* [What you should do]: Using the data below, show every line where the word "клавіатура" occurs.

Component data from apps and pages
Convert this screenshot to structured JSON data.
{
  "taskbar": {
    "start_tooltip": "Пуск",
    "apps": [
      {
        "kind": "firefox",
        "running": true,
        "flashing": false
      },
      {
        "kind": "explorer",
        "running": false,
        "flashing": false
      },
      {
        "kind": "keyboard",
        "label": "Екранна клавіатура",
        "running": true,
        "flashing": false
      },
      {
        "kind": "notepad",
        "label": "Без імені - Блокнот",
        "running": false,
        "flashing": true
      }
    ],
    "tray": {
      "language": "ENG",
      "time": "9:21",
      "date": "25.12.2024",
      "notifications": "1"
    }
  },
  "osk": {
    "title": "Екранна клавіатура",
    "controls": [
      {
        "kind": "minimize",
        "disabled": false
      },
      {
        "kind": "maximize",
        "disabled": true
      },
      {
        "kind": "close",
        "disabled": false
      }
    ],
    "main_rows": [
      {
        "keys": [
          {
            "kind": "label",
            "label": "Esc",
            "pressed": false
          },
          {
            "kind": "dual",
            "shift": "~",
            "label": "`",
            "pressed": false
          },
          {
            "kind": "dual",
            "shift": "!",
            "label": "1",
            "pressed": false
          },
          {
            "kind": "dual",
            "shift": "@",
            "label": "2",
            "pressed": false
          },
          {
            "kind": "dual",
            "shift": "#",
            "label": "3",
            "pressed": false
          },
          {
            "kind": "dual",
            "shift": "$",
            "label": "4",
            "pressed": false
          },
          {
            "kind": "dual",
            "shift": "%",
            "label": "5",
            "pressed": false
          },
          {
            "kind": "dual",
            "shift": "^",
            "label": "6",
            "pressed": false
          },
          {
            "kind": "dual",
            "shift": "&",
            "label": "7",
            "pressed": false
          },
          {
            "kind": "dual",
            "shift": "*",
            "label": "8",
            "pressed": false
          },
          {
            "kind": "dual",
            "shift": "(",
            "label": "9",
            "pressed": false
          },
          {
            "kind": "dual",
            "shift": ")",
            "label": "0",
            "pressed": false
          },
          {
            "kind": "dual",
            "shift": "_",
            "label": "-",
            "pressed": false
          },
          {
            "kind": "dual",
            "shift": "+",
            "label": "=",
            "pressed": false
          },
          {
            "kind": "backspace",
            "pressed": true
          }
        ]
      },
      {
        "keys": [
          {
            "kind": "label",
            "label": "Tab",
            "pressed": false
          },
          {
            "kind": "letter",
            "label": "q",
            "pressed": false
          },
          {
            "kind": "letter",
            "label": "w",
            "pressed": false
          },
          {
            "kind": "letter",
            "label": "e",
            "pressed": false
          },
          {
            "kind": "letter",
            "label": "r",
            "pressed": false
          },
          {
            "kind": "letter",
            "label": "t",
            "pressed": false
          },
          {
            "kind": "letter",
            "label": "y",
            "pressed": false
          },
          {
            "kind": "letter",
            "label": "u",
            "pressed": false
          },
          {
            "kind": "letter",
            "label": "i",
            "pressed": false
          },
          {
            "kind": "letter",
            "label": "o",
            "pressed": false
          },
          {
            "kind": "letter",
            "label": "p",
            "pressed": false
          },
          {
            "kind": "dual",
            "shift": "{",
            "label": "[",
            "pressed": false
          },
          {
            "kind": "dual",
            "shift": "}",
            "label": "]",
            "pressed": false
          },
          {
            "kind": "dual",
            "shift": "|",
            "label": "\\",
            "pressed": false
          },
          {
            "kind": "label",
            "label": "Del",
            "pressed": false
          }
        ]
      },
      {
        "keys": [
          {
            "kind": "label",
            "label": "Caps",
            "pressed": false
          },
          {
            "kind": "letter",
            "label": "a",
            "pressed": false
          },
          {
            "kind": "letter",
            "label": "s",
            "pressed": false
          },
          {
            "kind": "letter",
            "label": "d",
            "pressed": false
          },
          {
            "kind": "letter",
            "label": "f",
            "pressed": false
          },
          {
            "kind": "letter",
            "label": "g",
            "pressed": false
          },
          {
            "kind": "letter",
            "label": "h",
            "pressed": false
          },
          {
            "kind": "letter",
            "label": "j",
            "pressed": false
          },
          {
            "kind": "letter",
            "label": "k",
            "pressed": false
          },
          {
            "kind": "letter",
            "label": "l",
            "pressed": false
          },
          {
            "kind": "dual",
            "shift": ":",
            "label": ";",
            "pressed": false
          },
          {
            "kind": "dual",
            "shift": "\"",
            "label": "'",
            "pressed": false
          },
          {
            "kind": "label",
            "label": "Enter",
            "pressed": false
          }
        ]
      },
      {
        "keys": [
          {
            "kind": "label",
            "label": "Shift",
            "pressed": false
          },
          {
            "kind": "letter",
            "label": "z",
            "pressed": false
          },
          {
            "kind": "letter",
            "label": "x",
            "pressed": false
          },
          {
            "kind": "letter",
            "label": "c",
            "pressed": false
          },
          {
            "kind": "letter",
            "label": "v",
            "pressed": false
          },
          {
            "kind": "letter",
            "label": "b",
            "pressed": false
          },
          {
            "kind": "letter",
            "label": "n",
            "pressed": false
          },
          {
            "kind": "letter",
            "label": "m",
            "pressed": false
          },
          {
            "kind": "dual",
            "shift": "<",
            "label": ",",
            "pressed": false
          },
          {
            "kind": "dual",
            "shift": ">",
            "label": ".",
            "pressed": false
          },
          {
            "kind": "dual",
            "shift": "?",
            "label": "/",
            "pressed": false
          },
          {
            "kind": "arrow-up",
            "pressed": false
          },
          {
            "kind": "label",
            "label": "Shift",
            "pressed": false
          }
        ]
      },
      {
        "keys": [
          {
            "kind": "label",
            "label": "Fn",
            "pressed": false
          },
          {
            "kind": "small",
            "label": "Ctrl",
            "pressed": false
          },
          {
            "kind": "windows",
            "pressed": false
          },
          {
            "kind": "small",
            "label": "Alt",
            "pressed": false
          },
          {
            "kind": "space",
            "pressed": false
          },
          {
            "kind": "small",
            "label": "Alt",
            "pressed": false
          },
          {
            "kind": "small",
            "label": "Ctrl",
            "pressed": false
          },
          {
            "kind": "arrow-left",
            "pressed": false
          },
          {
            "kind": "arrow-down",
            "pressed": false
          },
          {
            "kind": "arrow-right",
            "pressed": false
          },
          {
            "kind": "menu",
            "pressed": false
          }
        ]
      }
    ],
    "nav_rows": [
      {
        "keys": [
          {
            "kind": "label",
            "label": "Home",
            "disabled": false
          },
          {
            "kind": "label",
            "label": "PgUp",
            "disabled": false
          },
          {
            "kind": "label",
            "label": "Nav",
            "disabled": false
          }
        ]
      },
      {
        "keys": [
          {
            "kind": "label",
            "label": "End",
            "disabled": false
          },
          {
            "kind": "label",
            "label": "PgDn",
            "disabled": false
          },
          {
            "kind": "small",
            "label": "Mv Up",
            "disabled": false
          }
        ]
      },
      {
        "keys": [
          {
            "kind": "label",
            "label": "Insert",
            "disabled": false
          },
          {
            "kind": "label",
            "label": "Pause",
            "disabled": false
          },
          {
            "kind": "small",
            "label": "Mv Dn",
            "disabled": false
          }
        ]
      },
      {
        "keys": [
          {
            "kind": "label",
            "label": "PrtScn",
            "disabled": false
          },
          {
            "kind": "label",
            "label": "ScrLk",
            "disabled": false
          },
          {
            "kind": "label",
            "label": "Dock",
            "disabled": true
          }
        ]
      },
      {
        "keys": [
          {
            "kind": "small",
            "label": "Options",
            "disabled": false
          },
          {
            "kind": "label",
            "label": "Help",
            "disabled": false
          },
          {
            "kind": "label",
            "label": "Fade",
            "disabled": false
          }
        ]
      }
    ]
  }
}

* [Answer to the exercise]:
        "label": "Екранна клавіатура",
    "title": "Екранна клавіатура",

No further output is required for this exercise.